■ **REQUIREMENT**
Report each line from the entries in which "kind" can be found.

■ **EXERCISE DATA**
--------------------
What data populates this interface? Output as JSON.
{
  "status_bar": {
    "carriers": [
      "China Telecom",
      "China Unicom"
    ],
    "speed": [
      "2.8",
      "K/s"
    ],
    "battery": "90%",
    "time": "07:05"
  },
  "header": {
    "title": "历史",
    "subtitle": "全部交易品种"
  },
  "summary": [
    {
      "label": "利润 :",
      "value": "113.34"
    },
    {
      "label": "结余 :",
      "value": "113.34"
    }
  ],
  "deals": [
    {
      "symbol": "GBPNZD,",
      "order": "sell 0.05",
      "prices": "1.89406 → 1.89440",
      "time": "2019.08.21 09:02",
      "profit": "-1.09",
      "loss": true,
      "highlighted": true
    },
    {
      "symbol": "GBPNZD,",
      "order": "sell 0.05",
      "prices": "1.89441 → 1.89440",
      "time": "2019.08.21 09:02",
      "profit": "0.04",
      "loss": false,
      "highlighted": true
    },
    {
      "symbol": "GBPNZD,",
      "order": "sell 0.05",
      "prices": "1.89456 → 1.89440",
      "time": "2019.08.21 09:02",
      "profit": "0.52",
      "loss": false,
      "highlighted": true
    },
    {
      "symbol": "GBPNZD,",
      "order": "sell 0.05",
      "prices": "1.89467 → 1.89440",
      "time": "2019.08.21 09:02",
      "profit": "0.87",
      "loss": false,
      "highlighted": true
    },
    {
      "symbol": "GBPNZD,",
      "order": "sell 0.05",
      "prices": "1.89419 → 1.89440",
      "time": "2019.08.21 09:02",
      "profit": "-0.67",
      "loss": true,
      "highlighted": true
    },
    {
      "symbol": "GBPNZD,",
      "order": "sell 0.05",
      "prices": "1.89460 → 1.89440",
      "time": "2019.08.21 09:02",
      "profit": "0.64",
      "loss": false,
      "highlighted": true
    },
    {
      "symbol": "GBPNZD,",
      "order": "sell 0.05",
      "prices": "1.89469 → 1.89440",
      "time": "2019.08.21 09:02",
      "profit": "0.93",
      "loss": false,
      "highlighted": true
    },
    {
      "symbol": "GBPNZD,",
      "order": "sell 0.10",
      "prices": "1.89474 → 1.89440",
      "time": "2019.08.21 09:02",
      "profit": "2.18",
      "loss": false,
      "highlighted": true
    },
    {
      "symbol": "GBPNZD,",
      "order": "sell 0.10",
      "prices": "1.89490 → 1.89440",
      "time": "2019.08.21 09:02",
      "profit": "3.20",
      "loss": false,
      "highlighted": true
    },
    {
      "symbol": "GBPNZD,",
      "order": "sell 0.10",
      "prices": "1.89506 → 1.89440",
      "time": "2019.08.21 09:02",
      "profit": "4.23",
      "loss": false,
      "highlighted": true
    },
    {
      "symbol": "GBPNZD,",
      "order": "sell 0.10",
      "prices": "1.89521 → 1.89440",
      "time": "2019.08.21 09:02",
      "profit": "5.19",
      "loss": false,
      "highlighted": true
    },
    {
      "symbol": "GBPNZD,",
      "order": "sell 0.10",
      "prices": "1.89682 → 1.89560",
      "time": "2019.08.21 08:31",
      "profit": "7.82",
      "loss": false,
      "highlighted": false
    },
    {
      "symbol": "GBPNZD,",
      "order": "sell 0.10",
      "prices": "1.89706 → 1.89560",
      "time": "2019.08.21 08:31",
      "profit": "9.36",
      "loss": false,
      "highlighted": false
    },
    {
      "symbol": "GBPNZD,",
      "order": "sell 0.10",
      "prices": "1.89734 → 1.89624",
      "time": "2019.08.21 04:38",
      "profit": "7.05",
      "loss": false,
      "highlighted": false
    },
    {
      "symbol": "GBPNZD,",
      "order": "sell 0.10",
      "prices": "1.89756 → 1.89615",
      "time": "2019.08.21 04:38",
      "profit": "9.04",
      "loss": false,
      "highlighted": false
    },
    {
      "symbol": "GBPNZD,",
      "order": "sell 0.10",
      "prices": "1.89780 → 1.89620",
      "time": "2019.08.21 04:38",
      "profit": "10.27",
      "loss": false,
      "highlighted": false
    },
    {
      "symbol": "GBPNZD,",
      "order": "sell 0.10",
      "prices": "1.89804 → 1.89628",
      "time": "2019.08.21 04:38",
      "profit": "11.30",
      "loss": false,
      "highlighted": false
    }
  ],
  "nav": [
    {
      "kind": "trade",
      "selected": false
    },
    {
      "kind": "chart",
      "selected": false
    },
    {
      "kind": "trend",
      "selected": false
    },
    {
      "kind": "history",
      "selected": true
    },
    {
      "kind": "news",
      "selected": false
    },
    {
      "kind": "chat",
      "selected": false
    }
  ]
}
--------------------
■ **OUTPUT OF THE TASK**
      "kind": "trade",
      "kind": "chart",
      "kind": "trend",
      "kind": "history",
      "kind": "news",
      "kind": "chat",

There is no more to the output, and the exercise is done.